It was the end of the line for Steinbrenner, too. In January 1990, he paid $40,000 to
When Steinbrenner was busted, Commissioner
During Steinbrenner's exile, Michael made sage pickups for veterans such as
Steinbrenner turned to veteran baseball man
Torre, who had been a prominent player representative for the union during his playing days, knew how to handle Steinbrenner. In '96, the Yankees had to play a doubleheader in Cleveland with two untested rookie pitchers. Steinbrenner called a meeting of his top advisors in New York. It was the day before the game, an off-day for the team, and Steinbrenner called Torre.
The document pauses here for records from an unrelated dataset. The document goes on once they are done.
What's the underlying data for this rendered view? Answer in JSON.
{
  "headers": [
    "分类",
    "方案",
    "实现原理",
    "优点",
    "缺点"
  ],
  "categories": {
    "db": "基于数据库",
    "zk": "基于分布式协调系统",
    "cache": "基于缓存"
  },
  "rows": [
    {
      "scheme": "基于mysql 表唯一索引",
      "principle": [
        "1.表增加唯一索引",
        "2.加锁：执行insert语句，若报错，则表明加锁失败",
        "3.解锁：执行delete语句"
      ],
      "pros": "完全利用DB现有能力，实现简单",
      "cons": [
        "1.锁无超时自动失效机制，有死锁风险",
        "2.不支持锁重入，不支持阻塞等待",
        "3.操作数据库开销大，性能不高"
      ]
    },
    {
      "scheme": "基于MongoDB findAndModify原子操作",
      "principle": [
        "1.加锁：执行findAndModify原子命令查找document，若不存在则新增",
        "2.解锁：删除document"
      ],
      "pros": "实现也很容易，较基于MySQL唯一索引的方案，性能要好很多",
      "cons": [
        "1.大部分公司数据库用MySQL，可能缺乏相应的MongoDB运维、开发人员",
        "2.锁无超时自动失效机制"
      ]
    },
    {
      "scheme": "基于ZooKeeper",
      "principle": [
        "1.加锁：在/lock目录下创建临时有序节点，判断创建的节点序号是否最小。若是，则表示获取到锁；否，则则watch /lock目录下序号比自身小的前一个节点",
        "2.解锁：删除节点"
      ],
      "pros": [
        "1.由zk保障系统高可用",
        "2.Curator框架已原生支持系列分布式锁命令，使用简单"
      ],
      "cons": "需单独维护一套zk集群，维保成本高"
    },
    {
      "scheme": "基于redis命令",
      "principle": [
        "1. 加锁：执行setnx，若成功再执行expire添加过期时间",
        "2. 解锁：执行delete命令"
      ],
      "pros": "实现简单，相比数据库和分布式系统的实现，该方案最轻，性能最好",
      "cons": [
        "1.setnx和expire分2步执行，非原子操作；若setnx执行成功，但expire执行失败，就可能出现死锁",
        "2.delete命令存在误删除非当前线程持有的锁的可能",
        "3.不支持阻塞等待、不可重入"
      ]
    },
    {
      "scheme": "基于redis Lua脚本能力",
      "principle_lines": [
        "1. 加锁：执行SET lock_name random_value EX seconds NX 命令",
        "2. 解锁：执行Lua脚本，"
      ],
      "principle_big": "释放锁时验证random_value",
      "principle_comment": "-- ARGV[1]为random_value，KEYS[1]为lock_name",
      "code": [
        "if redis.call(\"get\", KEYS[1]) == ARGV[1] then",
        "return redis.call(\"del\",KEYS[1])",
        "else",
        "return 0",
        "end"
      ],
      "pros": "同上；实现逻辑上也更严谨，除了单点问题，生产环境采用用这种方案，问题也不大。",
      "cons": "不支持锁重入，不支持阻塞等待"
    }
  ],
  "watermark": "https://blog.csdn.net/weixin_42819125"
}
"Where are you?" Steinbrenner barked.
"I'm playing golf," said Torre through a speaker phone.
"Well, while you're out in the goddam woods having fun, we're trying to figure this damn thing out for tomorrow."
"How the hell did you know my ball was in the woods," said Torre, and cracked up the entire room, including Steinbrenner.
Torre was able to disarm Steinbrenner with great success. As the Yankees continued to win in the late '90s, winning the Series again in 1998, '99 and 2000, Torre's celebrity status grew. Steinbrenner grew increasingly resentful. Torre was getting more credit than Steinbrenner and that made the owner privately furious. But he couldn't do anything about it because Torre continued to win. Torre had an advantage over Steinbrenner that no manager, not even fan-favorite Martin, enjoyed. Torre was an icon; he was the public face of the new Yankee Dynasty. Even George knew that he would look like the old heavy if he sacked Torre.
That didn't prevent Steinbrenner from giving Torre a hard time -- coaches
Steinbrenner's health problems first surfaced when he fainted at the funeral for football great
In his absence, his sons
The mouth that roared was suddenly quieted. During the course of his run as Yankee owner, Steinbrenner was often the most-hated man in sports, a fitting title that he wore well. He was combative, belligerent, charitable and ruthless. Most of all, though, he made the Yankees matter again.